▶ **PROBLEM DETAILS**
Find the string "this" in the records. Copy each line that has it.
↓↓↓
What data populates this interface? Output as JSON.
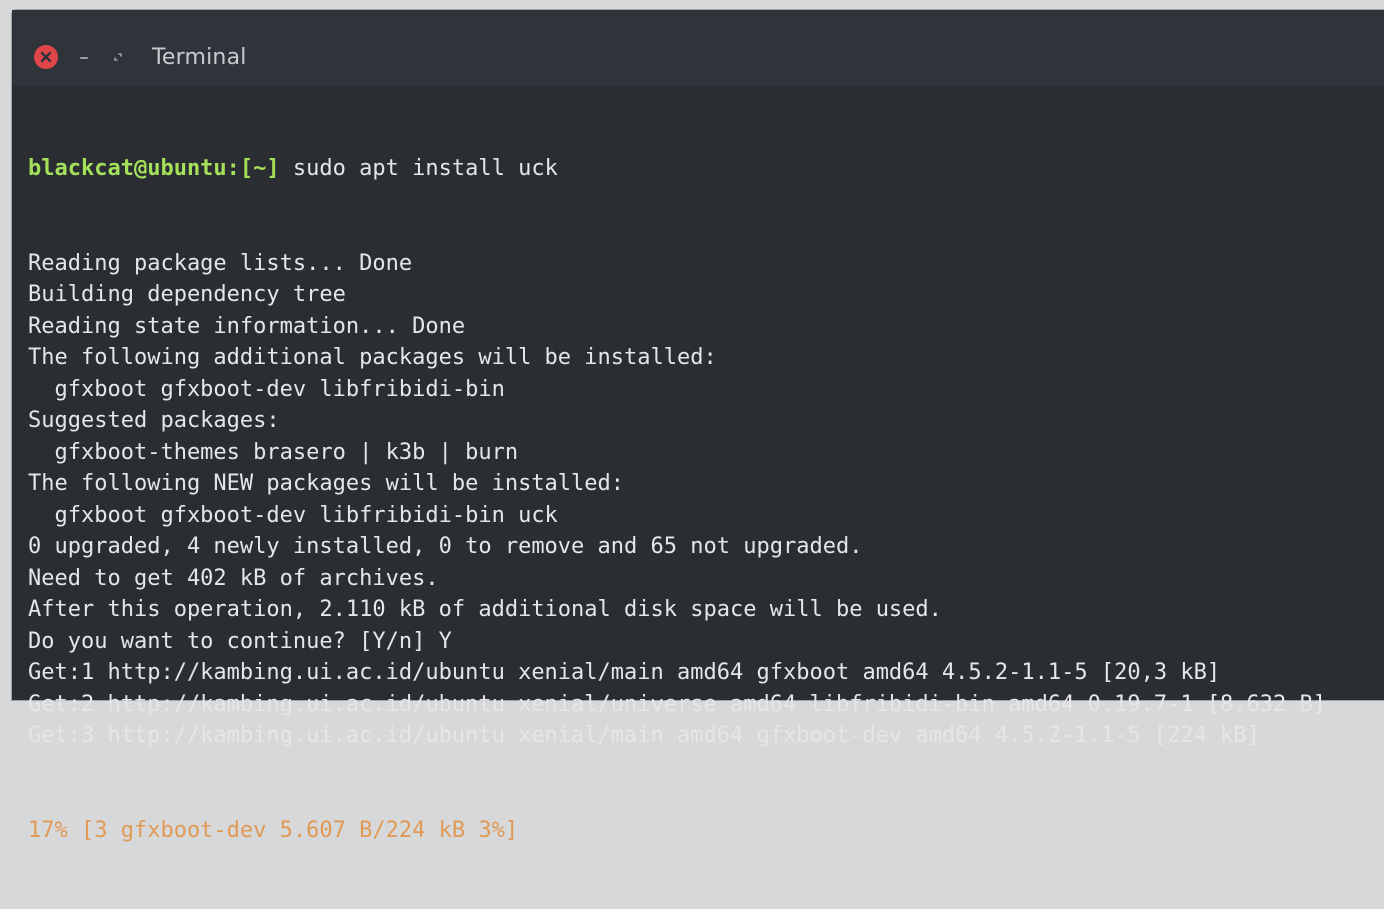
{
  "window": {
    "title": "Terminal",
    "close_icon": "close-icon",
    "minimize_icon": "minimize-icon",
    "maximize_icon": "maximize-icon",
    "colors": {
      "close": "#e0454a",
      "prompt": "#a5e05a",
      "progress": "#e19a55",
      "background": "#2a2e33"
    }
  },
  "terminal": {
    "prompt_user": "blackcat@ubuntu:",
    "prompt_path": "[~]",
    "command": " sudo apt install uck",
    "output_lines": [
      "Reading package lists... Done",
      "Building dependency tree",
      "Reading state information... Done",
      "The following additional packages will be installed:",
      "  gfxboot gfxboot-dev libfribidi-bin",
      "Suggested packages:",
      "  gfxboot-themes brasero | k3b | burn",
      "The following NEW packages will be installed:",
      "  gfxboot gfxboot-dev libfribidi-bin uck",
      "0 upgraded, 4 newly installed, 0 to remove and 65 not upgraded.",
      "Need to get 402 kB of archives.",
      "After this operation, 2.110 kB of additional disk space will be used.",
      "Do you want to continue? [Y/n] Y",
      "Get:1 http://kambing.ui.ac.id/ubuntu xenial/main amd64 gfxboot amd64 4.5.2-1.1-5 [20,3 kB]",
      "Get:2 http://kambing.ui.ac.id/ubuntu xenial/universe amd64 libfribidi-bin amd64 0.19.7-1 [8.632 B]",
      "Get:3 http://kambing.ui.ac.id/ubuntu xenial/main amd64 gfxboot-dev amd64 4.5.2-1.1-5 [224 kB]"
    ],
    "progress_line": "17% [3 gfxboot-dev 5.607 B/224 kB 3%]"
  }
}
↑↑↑
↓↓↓
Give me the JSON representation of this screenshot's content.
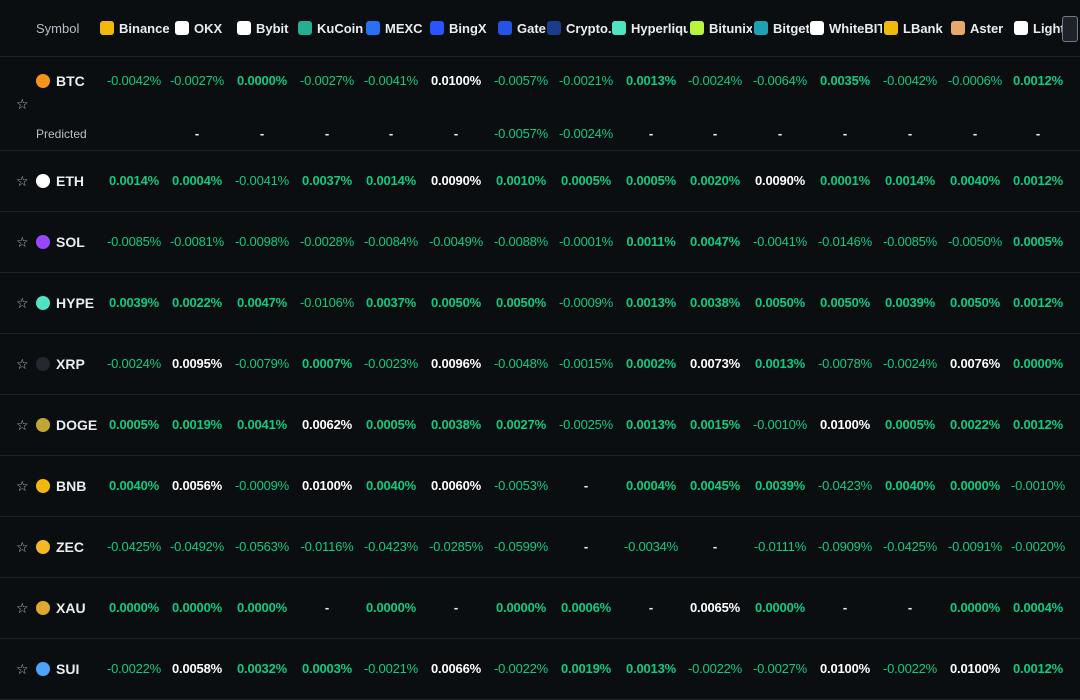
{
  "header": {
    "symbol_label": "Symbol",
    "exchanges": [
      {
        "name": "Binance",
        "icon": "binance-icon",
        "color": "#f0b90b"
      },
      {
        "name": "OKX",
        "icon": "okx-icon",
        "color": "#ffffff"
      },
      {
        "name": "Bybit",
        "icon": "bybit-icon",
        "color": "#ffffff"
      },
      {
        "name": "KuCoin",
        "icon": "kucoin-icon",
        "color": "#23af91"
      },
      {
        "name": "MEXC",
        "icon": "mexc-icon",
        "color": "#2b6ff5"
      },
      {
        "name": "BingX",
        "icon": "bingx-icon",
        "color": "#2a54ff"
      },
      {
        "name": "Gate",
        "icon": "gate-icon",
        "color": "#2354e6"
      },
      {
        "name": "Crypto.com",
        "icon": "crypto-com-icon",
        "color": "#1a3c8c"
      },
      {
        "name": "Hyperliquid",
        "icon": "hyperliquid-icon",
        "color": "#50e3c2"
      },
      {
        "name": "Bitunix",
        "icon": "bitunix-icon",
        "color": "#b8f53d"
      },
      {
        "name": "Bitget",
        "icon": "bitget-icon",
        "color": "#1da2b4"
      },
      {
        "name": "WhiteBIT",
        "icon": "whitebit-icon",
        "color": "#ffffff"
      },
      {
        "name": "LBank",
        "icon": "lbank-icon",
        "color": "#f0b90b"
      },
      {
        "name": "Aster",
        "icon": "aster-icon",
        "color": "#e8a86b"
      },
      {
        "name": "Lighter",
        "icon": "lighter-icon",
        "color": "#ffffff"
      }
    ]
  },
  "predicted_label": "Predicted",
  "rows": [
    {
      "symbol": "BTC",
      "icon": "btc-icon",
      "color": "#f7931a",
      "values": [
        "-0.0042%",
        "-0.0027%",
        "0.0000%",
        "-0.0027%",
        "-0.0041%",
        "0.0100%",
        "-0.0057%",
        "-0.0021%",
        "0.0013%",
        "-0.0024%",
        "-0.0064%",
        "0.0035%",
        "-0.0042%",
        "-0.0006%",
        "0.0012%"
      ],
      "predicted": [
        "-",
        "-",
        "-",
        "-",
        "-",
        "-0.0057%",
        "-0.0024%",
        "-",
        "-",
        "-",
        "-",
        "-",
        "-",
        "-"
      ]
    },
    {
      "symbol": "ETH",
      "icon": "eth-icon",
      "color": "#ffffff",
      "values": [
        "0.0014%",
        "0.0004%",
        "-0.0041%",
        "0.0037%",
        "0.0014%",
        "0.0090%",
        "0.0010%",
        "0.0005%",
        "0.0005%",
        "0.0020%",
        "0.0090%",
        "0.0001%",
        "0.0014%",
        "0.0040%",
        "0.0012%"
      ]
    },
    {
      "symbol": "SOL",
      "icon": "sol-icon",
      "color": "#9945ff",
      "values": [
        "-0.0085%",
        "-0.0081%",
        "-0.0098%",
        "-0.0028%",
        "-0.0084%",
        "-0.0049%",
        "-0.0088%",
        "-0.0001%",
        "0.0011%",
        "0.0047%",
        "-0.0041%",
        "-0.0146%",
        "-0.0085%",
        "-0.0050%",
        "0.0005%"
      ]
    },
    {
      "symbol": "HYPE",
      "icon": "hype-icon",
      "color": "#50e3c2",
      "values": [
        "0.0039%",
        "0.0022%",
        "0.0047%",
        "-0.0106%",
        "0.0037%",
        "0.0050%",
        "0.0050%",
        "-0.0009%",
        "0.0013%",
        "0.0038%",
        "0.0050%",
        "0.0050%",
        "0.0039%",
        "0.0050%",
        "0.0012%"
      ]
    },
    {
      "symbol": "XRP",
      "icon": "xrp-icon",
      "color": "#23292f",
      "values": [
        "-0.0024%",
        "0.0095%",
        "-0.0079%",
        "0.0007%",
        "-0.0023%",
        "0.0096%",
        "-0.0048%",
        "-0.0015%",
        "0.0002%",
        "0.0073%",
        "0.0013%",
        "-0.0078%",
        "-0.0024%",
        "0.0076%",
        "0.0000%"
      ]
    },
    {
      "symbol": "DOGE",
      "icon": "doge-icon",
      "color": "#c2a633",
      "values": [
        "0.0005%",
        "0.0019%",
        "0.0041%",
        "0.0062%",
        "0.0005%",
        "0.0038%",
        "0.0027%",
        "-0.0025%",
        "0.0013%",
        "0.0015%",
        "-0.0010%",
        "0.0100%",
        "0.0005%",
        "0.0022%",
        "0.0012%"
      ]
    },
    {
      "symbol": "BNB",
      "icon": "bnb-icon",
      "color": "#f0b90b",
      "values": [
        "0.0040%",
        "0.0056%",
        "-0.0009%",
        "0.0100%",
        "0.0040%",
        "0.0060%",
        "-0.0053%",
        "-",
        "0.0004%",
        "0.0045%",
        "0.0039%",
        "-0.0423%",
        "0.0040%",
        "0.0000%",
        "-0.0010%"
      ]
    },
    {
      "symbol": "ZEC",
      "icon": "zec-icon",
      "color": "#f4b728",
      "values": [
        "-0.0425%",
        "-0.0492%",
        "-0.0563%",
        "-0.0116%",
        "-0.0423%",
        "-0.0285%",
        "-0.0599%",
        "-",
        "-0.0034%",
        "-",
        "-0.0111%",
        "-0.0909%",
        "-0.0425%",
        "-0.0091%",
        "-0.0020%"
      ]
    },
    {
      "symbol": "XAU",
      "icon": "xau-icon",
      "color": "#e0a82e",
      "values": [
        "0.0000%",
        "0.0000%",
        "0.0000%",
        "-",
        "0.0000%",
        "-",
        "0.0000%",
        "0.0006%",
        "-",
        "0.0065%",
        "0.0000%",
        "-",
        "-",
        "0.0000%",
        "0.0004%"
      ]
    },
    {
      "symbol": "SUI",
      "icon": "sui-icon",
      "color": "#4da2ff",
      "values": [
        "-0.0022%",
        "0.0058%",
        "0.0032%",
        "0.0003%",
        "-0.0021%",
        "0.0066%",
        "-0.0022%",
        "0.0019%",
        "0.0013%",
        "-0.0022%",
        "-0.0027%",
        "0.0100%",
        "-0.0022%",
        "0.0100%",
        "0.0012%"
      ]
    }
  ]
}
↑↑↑
▶ **TASK RESPONSE**
What data populates this interface? Output as JSON.
      "After this operation, 2.110 kB of additional disk space will be used.",
Give me the JSON representation of this screenshot's content.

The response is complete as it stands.